Using a newly developed PCR-based technique called methylated CpG island amplification, we have identified several DNA fragments that are aberrantly methylated in a colon cancer cell line. One of the fragments, termed MINT31, mapped to human chromosome 17q21, where frequent loss of heterozygosity is detected in various human tumors. By characterizing the genomic sequence around this area, we identified a gene encoding a T-type calcium channel, CACNA1G, as a target for hypermethylation in human tumors. By reverse transcriptase-PCR we detected expression of CACNA1G in normal colon and bone marrow, but expression was absent in the five tumor cell lines in which methylation was found. After treatment with the methylation inhibitor 5- deoxyazacytidine, the expression of CACNA1G was restored in all five cell lines. Detailed methylation mapping of the 5' CpG island by bisulfite-PCR revealed that methylation of a region 300-800 bp upstream of the translation initiation site closely correlated with the inactivation of CACNA1G. This region contained the transcription start site, as determined by 5' rapid amplification of cDNA ends analysis. Aberrant methylation of CACNA1G was also examined in various human primary tumors and was detected in 17 of 49 (35%) colorectal cancers, 4 of 16 (25%) gastric cancers, and 3 of 23 (13%) acute myelogenous leukemia cases. Inactivation of CACNA1G may play a role in cancer development by modulating calcium signaling, which potentially affects cell proliferation and apoptosis.

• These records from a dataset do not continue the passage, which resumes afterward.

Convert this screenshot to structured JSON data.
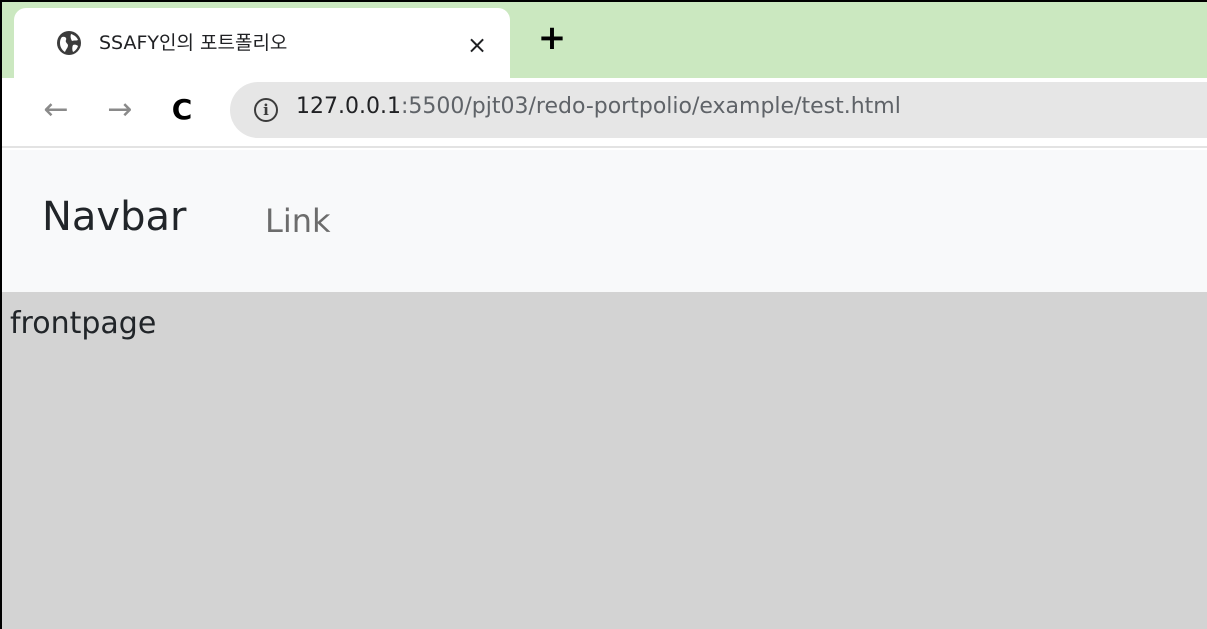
{
  "browser": {
    "tab": {
      "title": "SSAFY인의 포트폴리오",
      "icon": "globe-icon",
      "close_label": "×"
    },
    "new_tab_label": "+",
    "toolbar": {
      "back_label": "←",
      "forward_label": "→",
      "reload_label": "C",
      "info_label": "i",
      "url_host": "127.0.0.1",
      "url_path": ":5500/pjt03/redo-portpolio/example/test.html"
    },
    "colors": {
      "tabstrip": "#cbe8c0",
      "omnibox": "#e6e6e6"
    }
  },
  "page": {
    "navbar": {
      "brand": "Navbar",
      "link": "Link",
      "background": "#f8f9fa"
    },
    "frontpage": {
      "text": "frontpage",
      "background": "#d3d3d3"
    }
  }
}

|Original language||English (US)|
|Number of pages||7|
|State||Published - Sep 15 1999|
ASJC Scopus subject areas
- Cancer Research